*** Opening DATA ***

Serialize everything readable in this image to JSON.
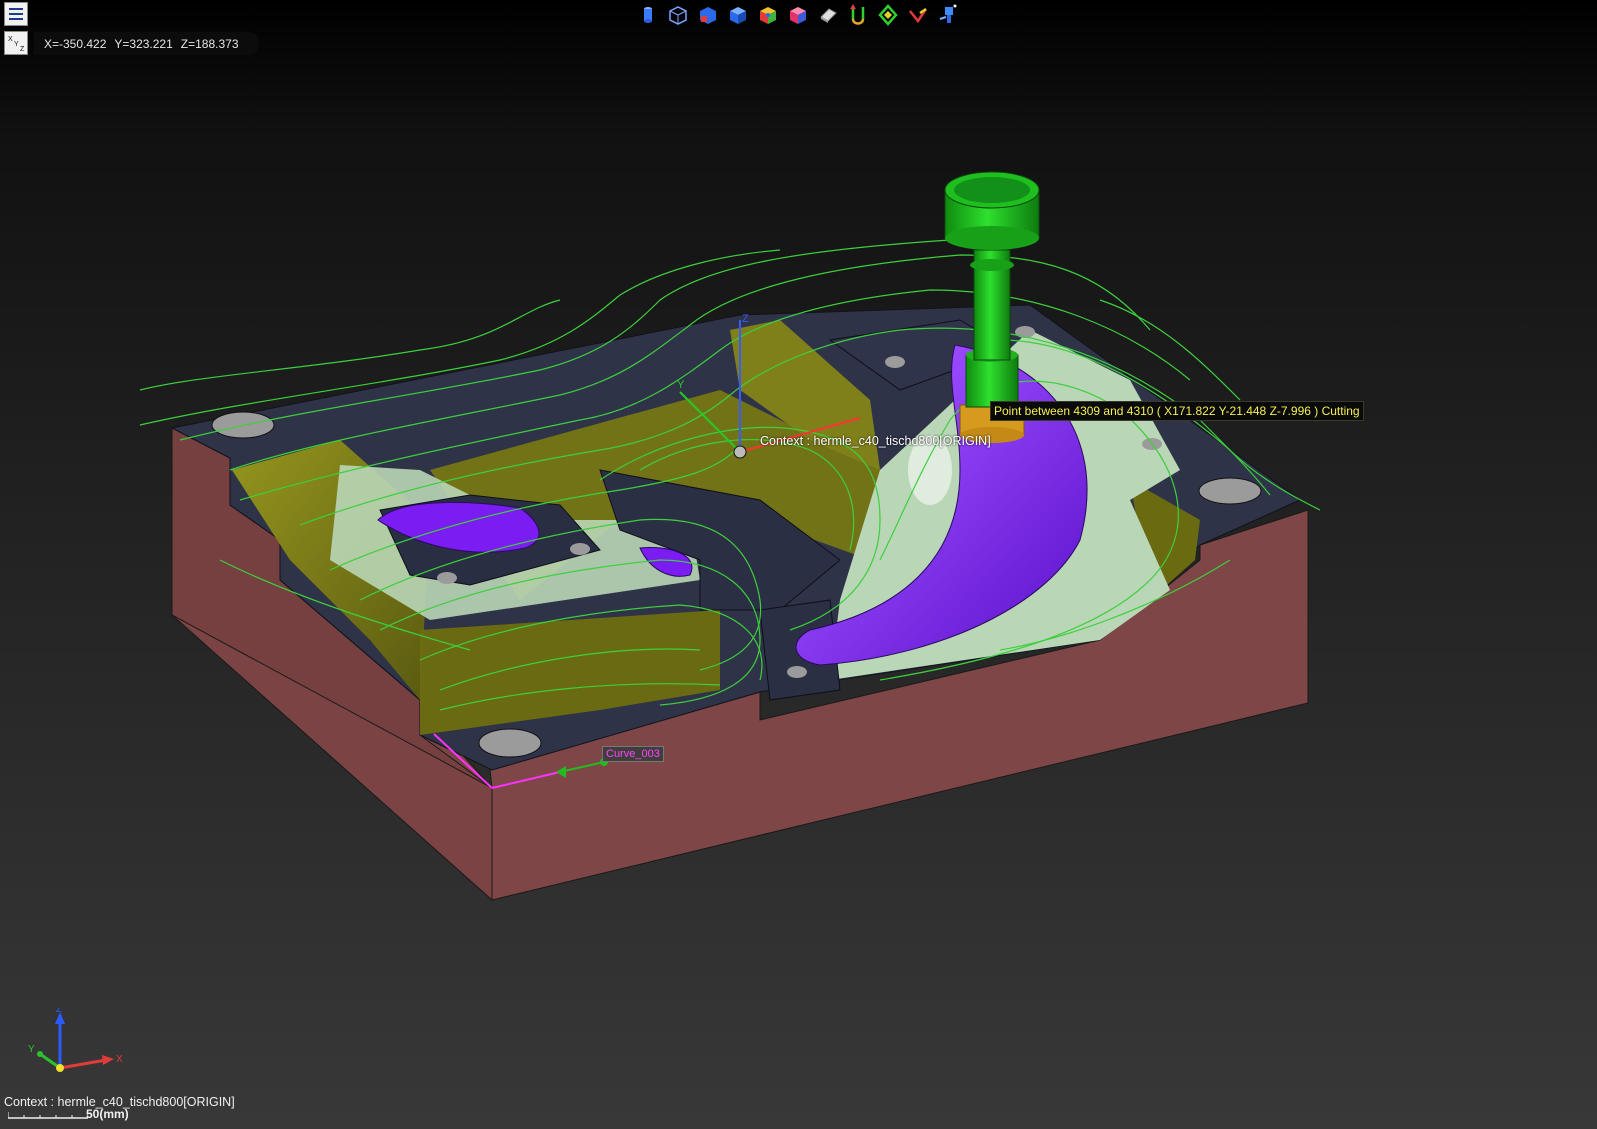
{
  "coords": {
    "x": "X=-350.422",
    "y": "Y=323.221",
    "z": "Z=188.373"
  },
  "axes_button_glyph": "XYZ",
  "toolbar": [
    {
      "icon": "cylinder-icon"
    },
    {
      "icon": "wire-box-icon"
    },
    {
      "icon": "box-cut-icon"
    },
    {
      "icon": "solid-box-icon"
    },
    {
      "icon": "color-box-icon"
    },
    {
      "icon": "stock-box-icon"
    },
    {
      "icon": "eraser-icon"
    },
    {
      "icon": "path-down-icon"
    },
    {
      "icon": "path-diamond-icon"
    },
    {
      "icon": "path-reverse-icon"
    },
    {
      "icon": "tool-holder-icon"
    }
  ],
  "viewport": {
    "tooltip_point": "Point between 4309 and 4310 ( X171.822 Y-21.448 Z-7.996 ) Cutting",
    "origin_context": "Context : hermle_c40_tischd800[ORIGIN]",
    "origin_axis_y": "Y",
    "origin_axis_z": "Z",
    "curve_label": "Curve_003"
  },
  "triad": {
    "x": "X",
    "y": "Y",
    "z": "Z"
  },
  "status": {
    "context": "Context : hermle_c40_tischd800[ORIGIN]",
    "scale_label": "50(mm)"
  },
  "colors": {
    "stock_side": "#7b4343",
    "floor_dark": "#2f3348",
    "wall_olive": "#7a7a12",
    "light_green_face": "#b9d6b6",
    "purple_face": "#7a1cf2",
    "toolpath_green": "#3dcf3d",
    "tool_green": "#22cc22",
    "tool_tip_orange": "#d59a1e",
    "tooltip_text": "#f6f051"
  }
}
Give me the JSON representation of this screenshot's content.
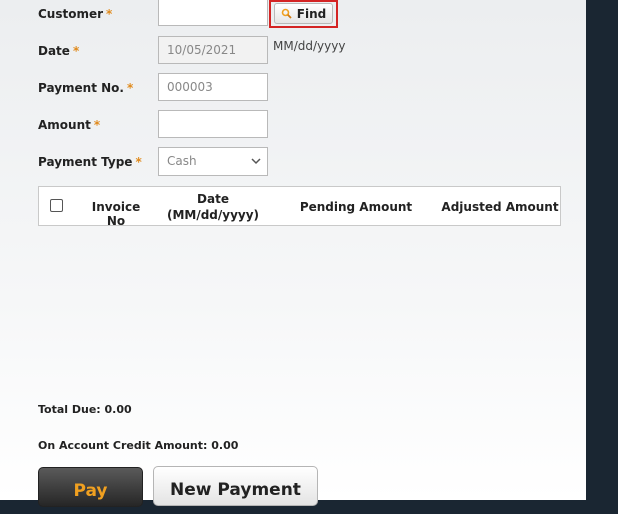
{
  "form": {
    "customer": {
      "label": "Customer",
      "required_mark": "*",
      "value": ""
    },
    "find_button": {
      "label": "Find",
      "icon": "search-icon"
    },
    "date": {
      "label": "Date",
      "required_mark": "*",
      "value": "10/05/2021",
      "format_hint": "MM/dd/yyyy"
    },
    "payment_no": {
      "label": "Payment No.",
      "required_mark": "*",
      "value": "000003"
    },
    "amount": {
      "label": "Amount",
      "required_mark": "*",
      "value": ""
    },
    "payment_type": {
      "label": "Payment Type",
      "required_mark": "*",
      "selected": "Cash"
    }
  },
  "grid": {
    "columns": [
      "Invoice No",
      "Date",
      "(MM/dd/yyyy)",
      "Pending Amount",
      "Adjusted Amount"
    ],
    "rows": []
  },
  "totals": {
    "total_due": "Total Due: 0.00",
    "on_account_credit": "On Account Credit Amount: 0.00"
  },
  "actions": {
    "pay": "Pay",
    "new_payment": "New Payment"
  },
  "colors": {
    "required": "#e08a1c",
    "highlight": "#d42424",
    "pay_text": "#f0a020",
    "background": "#1a2632"
  }
}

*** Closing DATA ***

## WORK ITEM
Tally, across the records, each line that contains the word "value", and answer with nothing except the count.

## ANSWER FOR THIS EXERCISE
4